Work required
Each line of the data must be set down again without a single difference.

Stored data

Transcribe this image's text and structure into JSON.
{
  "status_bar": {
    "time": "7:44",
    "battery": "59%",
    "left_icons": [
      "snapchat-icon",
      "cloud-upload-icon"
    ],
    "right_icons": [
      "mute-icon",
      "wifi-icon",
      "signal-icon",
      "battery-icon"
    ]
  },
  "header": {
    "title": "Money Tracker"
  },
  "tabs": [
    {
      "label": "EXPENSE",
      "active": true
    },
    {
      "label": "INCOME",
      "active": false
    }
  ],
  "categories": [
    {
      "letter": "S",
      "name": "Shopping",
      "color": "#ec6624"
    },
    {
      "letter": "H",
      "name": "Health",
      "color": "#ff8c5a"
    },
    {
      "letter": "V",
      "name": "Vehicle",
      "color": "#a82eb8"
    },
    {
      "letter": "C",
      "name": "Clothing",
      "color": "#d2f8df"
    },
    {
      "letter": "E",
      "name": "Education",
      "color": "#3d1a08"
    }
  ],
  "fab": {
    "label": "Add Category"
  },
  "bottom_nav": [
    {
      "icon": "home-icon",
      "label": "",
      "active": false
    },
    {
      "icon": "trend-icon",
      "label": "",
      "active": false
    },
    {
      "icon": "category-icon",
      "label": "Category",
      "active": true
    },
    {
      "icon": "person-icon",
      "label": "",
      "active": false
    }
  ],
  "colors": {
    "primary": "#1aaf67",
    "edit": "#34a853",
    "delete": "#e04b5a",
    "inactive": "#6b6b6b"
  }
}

Finished task
Transcribe this image's text and structure into JSON.
{
  "status_bar": {
    "time": "7:44",
    "battery": "59%",
    "left_icons": [
      "snapchat-icon",
      "cloud-upload-icon"
    ],
    "right_icons": [
      "mute-icon",
      "wifi-icon",
      "signal-icon",
      "battery-icon"
    ]
  },
  "header": {
    "title": "Money Tracker"
  },
  "tabs": [
    {
      "label": "EXPENSE",
      "active": true
    },
    {
      "label": "INCOME",
      "active": false
    }
  ],
  "categories": [
    {
      "letter": "S",
      "name": "Shopping",
      "color": "#ec6624"
    },
    {
      "letter": "H",
      "name": "Health",
      "color": "#ff8c5a"
    },
    {
      "letter": "V",
      "name": "Vehicle",
      "color": "#a82eb8"
    },
    {
      "letter": "C",
      "name": "Clothing",
      "color": "#d2f8df"
    },
    {
      "letter": "E",
      "name": "Education",
      "color": "#3d1a08"
    }
  ],
  "fab": {
    "label": "Add Category"
  },
  "bottom_nav": [
    {
      "icon": "home-icon",
      "label": "",
      "active": false
    },
    {
      "icon": "trend-icon",
      "label": "",
      "active": false
    },
    {
      "icon": "category-icon",
      "label": "Category",
      "active": true
    },
    {
      "icon": "person-icon",
      "label": "",
      "active": false
    }
  ],
  "colors": {
    "primary": "#1aaf67",
    "edit": "#34a853",
    "delete": "#e04b5a",
    "inactive": "#6b6b6b"
  }
}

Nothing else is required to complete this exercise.